X

Create an account to continue reading.

Registered readers have access to our blogs and a limited number of magazine articles
For unlimited access to The Spectator, subscribe below

Registered readers have access to our blogs and a limited number of magazine articles

Sign in to continue

Already have an account?

What's my subscriber number?

Subscribe now from £1 a week

Online

Unlimited access to The Spectator including the full archive from 1828

Print

Weekly delivery of the magazine

App

Phone & tablet edition of the magazine

Spectator Club

Subscriber-only offers, events and discounts
 
View subscription offers

Already a subscriber?

or

Subscribe now for unlimited access

ALL FROM JUST £1 A WEEK

View subscription offers

Thank you for creating your account – To update your details click here to manage your account

Thank you for creating your account – To update your details click here to manage your account

Thank you for creating an account – Your subscriber number was not recognised though. To link your subscription visit the My Account page

Thank you for creating your account – To update your details click here to manage your account

X

Login

Don't have an account? Sign up
X

Subscription expired

Your subscription has expired. Please go to My Account to renew it or view subscription offers.

X

Forgot Password

Please check your email

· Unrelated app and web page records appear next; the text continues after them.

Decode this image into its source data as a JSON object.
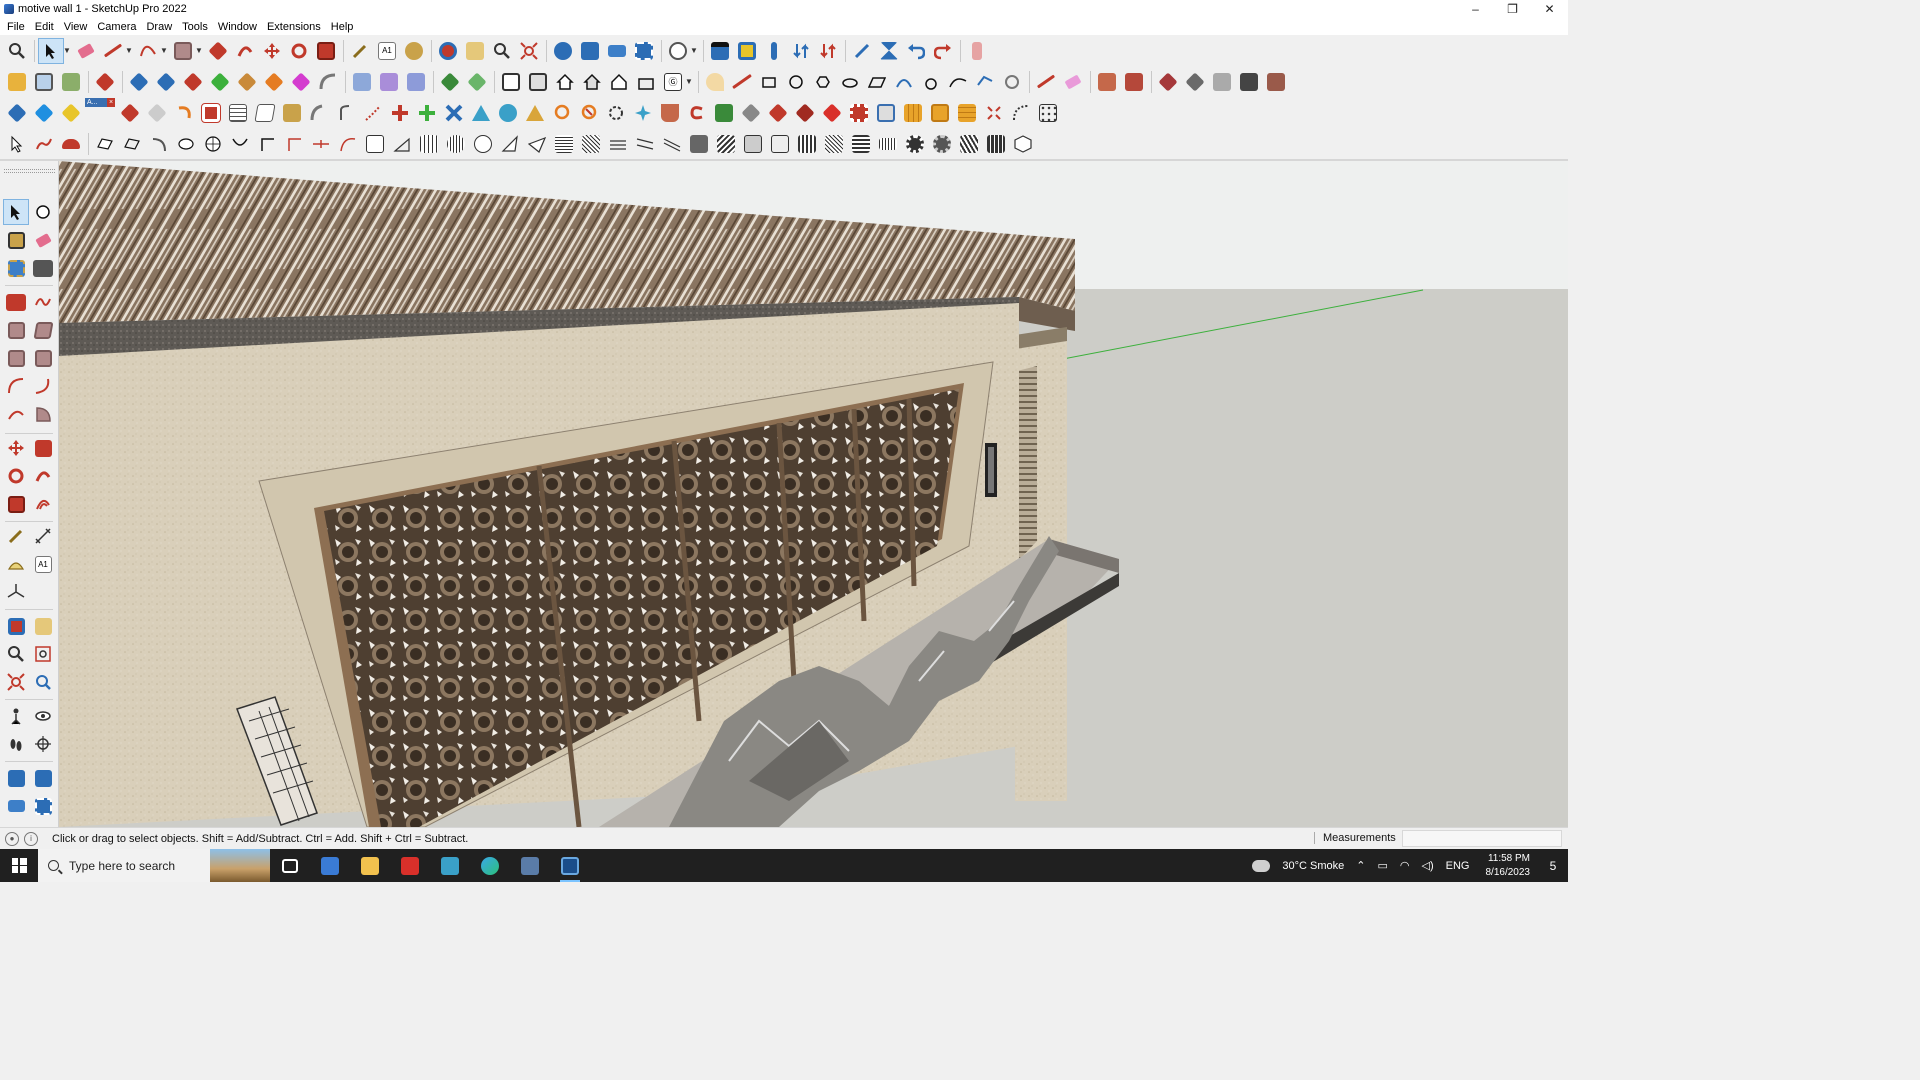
{
  "window": {
    "title": "motive wall 1 - SketchUp Pro 2022",
    "controls": [
      "–",
      "❐",
      "✕"
    ]
  },
  "menu": [
    "File",
    "Edit",
    "View",
    "Camera",
    "Draw",
    "Tools",
    "Window",
    "Extensions",
    "Help"
  ],
  "toolbar_float_label": "A...",
  "status": {
    "hint": "Click or drag to select objects. Shift = Add/Subtract. Ctrl = Add. Shift + Ctrl = Subtract.",
    "measurements_label": "Measurements",
    "measurements_value": ""
  },
  "taskbar": {
    "search_placeholder": "Type here to search",
    "apps": [
      "task-view",
      "calculator",
      "file-explorer",
      "acrobat-reader",
      "sketchup-3",
      "edge",
      "snipping-tool",
      "sketchup-pro"
    ],
    "weather": "30°C  Smoke",
    "language": "ENG",
    "time": "11:58 PM",
    "date": "8/16/2023",
    "notifications": "5"
  },
  "colors": {
    "accent": "#7cc4ff",
    "sky": "#eef0ef",
    "ground": "#cdcdc8",
    "stucco": "#d9cfba",
    "wood_slats": "#8a7561",
    "lattice": "#5a4837",
    "green_axis": "#3cb03c"
  }
}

If the email address you entered is associated with a web account on our system, you will receive an email from us with instructions for resetting your password.

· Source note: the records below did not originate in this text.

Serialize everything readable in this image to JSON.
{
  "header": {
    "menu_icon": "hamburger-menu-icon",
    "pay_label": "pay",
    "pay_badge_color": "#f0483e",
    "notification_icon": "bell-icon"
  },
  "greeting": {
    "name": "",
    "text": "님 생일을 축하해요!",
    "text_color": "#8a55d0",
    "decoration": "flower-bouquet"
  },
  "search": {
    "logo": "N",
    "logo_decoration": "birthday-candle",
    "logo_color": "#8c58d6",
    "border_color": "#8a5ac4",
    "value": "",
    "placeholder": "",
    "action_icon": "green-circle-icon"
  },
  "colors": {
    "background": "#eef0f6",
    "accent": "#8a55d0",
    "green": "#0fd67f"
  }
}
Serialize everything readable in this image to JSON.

If you don't receive this email, please check your junk mail folder.

X

It's time to subscribe.

You've read all your free Spectator magazine articles for this month.

Subscribe now for unlimited access – from just £1 a week

You've read all your free Spectator magazine articles for this month.

Subscribe now for unlimited access

Online

Unlimited access to The Spectator including the full archive from 1828

Print

Weekly delivery of the magazine

App

Phone & tablet edition of the magazine

Spectator Club

Subscriber-only offers, events and discounts
X

Sign up

What's my subscriber number? Already have an account?

Thank you for creating your account – To update your details click here to manage your account

Thank you for creating your account – To update your details click here to manage your account

Thank you for creating an account – Your subscriber number was not recognised though. To link your subscription visit the My Account page

Thank you for creating your account – To update your details click here to manage your account

X

Your subscriber number is the 8 digit number printed above your name on the address sheet sent with your magazine each week.

Entering your subscriber number will enable full access to all magazine articles on the site.

If you cannot find your subscriber number then please contact us on customerhelp@subscriptions.spectator.co.uk or call 0330 333 0050.

You can create an account in the meantime and link your subscription at a later time. Simply visit the My Account page, enter your subscriber number in the relevant field and click 'submit changes'.

Coffee House

Number 10 tries to defend Brokenshire speech

10 March 2014

12:27 PM

10 March 2014

12:27 PM

What fortunate timing it is that Home Office questions falls this afternoon, during the aftermath of one of the worst debut speeches a minister has managed in this Parliament. Doubtless Labour will have a great deal of fun with James Brokenshire’s ‘metropolitan elite’ speech which appears to have been rather disowned by figures in Number 10 over the weekend.

Today at the Number 10 lobby briefing, the Prime Minister’s official spokesman said:

‘The speech was setting out the government’s approach to immigration policy, it’s a policy the Prime Minister very much supports. We want to attract the brightest and the best, people who want to work hard and get on, that needs to be done within a policy of controlled migration.’

[Alt-Text]


He then added that he didn’t think the word ‘blame’ appeared in the speech, though it has been read as an attempt by ministers to blame voters – possibly including members of Labour’s hardworking families up and down the country – for the levels of immigration that this country has seen in recent years.

It will be interesting to see what Theresa May has to say about it all when it’s her turn at the despatch box later today. It’s worth noting, though, that while the speech has sparked an amusing hunt for ministers who employ cheap foreign labour and are a bit embarrassed to admit it, it has gone down pretty well with Tory MPs worried about the impact of immigration on their constituencies.

Give something clever this Christmas – a year’s subscription to The Spectator for just £75. And we’ll give you a free bottle of champagne. Click here.


Show comments
Close